COMMENTARY By: Fr Roy Cimagala

WE cannot doubt the many benefits we can derive from the use of the social media. It facilitates communication which is a necessity for all of us. We just have to know how to use it properly, for definitely the possibility also is high to use it improperly.
I am always of the belief that the new technologies we are having now are actually posing new challenges to us, not only in the area of knowing their technical mechanisms and how to take advantage of them, but also and more importantly in the area of how to use it properly.
The finer points of the spiritual and moral requirements of their use have to be considered most especially. This is the greater and more important challenge actually. And I am afraid that this aspect of the challenge is largely ignored. We cannot deny that the new technologies have great potential to make us a better person. But they can also cause serious, undescribable harm. Let’s not be naïve.
At the moment, a cursory look at the postings on Fb, for example, simply shows all forms of self-indulgence and blatant flauntings of vanity, flatteries, self-glorification, gossiping, etc. If not these, then a lot of bashing, fault-finding and the like also abound. To a certain extent, the social media can be used for commercial purposes, but this too needs to be regulated. Coercive chain-letters should be stopped.
Even the expression of opinions is done almost without charity. Very often, unnecessary feuds and disputes erupt over unimportant matters. It would seem that these things are becoming the new normal in our culture. We have to be very careful about this trend. This can only lead us to greater trouble.
We need to remind everyone to practice restraint and moderation in the use of the social media.
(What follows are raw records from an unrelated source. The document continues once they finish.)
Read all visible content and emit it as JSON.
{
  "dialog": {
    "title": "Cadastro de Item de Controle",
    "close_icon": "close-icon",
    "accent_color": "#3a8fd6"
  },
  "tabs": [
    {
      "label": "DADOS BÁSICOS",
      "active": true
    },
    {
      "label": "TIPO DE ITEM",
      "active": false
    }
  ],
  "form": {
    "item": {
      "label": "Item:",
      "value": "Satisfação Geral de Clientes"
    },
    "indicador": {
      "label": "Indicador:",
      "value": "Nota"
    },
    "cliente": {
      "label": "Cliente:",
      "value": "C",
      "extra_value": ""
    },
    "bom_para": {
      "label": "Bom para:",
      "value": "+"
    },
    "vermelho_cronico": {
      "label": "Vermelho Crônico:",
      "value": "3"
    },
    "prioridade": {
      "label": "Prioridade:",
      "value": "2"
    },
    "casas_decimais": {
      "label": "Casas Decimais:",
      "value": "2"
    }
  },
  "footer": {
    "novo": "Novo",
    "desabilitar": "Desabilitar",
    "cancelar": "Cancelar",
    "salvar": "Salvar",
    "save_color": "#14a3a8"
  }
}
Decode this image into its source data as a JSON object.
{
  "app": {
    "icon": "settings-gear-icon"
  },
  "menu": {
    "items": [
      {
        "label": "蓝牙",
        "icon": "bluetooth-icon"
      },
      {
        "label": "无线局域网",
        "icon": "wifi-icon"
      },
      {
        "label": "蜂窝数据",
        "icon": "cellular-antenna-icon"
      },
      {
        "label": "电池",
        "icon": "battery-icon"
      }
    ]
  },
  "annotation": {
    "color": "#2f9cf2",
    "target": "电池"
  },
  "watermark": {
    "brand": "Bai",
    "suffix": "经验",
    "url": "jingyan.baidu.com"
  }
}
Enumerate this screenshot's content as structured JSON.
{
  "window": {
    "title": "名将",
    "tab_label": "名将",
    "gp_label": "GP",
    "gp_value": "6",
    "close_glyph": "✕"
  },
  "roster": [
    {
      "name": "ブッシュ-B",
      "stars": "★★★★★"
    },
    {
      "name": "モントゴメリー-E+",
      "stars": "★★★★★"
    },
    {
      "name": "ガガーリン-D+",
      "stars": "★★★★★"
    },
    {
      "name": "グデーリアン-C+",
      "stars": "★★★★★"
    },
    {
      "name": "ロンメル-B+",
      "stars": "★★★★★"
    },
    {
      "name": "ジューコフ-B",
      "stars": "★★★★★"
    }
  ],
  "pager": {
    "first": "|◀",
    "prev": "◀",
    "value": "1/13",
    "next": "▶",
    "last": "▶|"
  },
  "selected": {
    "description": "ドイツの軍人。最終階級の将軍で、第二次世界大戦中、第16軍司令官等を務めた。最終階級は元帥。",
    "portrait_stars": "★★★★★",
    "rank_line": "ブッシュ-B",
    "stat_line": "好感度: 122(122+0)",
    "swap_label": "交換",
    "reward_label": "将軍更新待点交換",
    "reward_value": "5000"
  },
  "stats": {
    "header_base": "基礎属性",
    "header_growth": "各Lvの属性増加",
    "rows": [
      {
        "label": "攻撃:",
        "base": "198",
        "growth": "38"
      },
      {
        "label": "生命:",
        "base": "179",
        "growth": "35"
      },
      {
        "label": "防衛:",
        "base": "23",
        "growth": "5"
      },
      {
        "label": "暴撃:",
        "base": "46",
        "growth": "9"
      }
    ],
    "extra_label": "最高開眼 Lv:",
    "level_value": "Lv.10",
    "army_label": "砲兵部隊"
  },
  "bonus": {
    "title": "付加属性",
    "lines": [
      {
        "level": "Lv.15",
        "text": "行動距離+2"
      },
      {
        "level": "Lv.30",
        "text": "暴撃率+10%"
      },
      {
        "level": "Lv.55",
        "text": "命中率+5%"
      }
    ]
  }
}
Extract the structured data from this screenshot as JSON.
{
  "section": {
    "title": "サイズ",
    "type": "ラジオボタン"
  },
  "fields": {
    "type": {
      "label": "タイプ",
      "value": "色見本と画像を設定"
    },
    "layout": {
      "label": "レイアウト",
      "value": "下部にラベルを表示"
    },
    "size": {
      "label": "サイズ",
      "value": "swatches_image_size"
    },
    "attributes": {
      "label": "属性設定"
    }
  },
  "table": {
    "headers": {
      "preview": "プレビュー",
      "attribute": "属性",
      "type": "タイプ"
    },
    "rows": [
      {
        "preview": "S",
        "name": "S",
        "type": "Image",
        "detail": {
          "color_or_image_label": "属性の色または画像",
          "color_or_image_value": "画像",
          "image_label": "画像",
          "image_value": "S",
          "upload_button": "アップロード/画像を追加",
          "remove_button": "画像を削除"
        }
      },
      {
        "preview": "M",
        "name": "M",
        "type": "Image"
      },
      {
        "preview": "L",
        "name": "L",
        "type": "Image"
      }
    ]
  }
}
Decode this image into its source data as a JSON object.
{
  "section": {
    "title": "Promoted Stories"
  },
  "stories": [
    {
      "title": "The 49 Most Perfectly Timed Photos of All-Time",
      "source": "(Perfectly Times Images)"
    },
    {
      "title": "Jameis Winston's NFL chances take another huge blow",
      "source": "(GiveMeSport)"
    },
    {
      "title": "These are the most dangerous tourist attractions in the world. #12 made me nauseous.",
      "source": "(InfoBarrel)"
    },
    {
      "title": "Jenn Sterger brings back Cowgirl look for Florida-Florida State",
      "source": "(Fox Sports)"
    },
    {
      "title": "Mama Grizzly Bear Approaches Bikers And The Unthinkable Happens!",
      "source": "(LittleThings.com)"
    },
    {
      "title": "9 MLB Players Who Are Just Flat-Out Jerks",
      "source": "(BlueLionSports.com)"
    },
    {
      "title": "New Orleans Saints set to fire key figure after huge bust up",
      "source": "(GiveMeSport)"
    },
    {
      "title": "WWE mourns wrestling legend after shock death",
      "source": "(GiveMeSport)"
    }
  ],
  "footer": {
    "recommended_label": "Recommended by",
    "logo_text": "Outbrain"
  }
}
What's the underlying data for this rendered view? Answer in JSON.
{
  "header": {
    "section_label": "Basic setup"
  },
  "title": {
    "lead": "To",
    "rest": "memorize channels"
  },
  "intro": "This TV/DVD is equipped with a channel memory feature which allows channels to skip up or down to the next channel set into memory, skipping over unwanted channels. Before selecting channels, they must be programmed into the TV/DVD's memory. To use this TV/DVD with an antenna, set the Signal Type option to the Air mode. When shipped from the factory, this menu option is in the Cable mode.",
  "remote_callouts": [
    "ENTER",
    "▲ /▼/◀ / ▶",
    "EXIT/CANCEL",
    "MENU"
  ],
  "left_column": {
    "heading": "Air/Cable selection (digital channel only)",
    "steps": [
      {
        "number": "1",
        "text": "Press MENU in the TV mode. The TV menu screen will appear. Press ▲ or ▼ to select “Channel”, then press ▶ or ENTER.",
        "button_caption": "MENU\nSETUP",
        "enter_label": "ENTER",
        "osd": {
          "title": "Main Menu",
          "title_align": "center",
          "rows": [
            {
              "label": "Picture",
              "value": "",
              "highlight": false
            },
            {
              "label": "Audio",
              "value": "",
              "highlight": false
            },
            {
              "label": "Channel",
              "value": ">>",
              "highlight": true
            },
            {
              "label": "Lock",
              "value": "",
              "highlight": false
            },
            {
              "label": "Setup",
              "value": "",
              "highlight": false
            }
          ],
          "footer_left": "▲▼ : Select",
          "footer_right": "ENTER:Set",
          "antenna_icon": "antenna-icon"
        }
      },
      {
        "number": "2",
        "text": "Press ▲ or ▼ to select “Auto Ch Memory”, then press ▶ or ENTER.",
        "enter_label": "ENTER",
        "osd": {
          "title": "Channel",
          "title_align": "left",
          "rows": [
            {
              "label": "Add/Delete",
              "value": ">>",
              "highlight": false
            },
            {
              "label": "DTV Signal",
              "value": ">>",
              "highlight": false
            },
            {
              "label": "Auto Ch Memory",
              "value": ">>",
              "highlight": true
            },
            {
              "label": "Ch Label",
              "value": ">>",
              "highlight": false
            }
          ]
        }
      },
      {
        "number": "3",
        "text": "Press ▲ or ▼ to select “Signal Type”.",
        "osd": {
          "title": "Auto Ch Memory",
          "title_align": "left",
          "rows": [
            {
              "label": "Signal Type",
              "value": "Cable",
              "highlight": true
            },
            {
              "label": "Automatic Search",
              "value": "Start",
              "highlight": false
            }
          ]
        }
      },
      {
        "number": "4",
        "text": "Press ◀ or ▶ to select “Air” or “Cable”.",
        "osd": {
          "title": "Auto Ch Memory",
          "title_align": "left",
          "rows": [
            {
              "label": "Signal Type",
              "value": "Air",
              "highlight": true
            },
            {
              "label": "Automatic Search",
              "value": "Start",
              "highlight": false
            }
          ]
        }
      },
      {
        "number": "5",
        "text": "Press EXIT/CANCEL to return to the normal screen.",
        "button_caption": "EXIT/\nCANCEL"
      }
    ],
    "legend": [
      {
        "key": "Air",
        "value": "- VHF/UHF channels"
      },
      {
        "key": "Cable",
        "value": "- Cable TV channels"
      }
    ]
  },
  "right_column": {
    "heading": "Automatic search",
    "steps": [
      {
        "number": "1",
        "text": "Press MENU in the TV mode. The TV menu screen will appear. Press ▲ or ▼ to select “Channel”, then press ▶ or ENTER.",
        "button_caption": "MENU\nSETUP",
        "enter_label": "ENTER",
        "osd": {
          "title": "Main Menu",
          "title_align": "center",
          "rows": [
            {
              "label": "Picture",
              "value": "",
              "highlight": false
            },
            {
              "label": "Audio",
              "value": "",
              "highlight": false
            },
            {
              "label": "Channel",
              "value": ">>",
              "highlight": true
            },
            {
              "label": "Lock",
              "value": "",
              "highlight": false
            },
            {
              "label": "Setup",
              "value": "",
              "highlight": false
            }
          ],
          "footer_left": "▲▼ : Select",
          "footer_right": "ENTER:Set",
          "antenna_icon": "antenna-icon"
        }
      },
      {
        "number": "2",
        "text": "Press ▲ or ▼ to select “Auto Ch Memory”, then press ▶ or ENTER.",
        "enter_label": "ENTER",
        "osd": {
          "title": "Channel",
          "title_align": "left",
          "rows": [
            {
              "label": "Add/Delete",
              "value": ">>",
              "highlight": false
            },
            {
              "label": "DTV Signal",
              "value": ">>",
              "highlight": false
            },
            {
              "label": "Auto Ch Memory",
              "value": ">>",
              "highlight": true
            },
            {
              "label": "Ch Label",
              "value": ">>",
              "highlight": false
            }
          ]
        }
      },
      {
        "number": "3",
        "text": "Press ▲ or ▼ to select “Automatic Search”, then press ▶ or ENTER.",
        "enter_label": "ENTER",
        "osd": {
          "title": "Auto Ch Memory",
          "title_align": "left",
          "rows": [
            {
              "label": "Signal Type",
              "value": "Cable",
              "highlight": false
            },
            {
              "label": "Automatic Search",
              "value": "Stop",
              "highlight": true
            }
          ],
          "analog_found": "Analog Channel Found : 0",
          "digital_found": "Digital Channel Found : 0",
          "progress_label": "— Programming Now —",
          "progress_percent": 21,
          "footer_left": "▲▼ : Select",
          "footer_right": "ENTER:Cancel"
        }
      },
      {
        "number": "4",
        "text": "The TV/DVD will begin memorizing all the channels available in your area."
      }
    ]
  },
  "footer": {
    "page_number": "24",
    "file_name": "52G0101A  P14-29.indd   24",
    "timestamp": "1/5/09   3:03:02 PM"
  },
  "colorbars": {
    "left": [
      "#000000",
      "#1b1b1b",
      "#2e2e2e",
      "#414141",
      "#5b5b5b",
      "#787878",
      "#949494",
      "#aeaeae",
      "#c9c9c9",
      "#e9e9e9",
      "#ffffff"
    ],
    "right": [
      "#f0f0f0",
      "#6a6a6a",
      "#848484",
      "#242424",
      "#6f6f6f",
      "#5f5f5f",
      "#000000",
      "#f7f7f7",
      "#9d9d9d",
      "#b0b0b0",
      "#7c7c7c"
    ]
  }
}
Everyone should have a clear idea of the priorities of his duties and responsibilities and give the appropriate time and effort there. Definitely, for most of us the social media should not get much of our time and attention. For sure, there are many other more important things to do.
Besides, everyone should have a clear vision of what to do there. We just cannot go to the social media to have a fill of our curiosities. That would be tantamount to idleness and wasting time. Of course, it would be good if we can have a clear idea of how much time to allot on the social media. We should not be there all the time.
In this regard, it would be advisable that our interventions there are always positive and constructive. We should proclaim the “Good News” more than merely opinable matters. Inspiring and edifying stories and testimonies should dominate rather than stories that sow intrigues and invite disputes.
In other words, everyone should have purity of intentions and should practice extreme delicacy in expressing views and opinions. Given the often hasty treatment we give to the social media, we should be more mindful of our tendency to be reckless in our interventions, leading to a lot of misunderstandings.
We should be quick to ask for forgiveness if for one reason or another we may have offended someone there, as well as to forgive everyone who may also have offended us in some way. We have to learn to respect each other’s opinions, even if we do not agree with them.
We should see to it that the social media would truly contribute to the common good. In this regard, we have to have some clear criteria and standards to guide us in assessing the true value of this powerful means of communication.
Let’s hope that those in the communication business can come up with some pertinent code of ethics and spread it around as widely as possible. There definitely is a need for continuing education and formation in this area.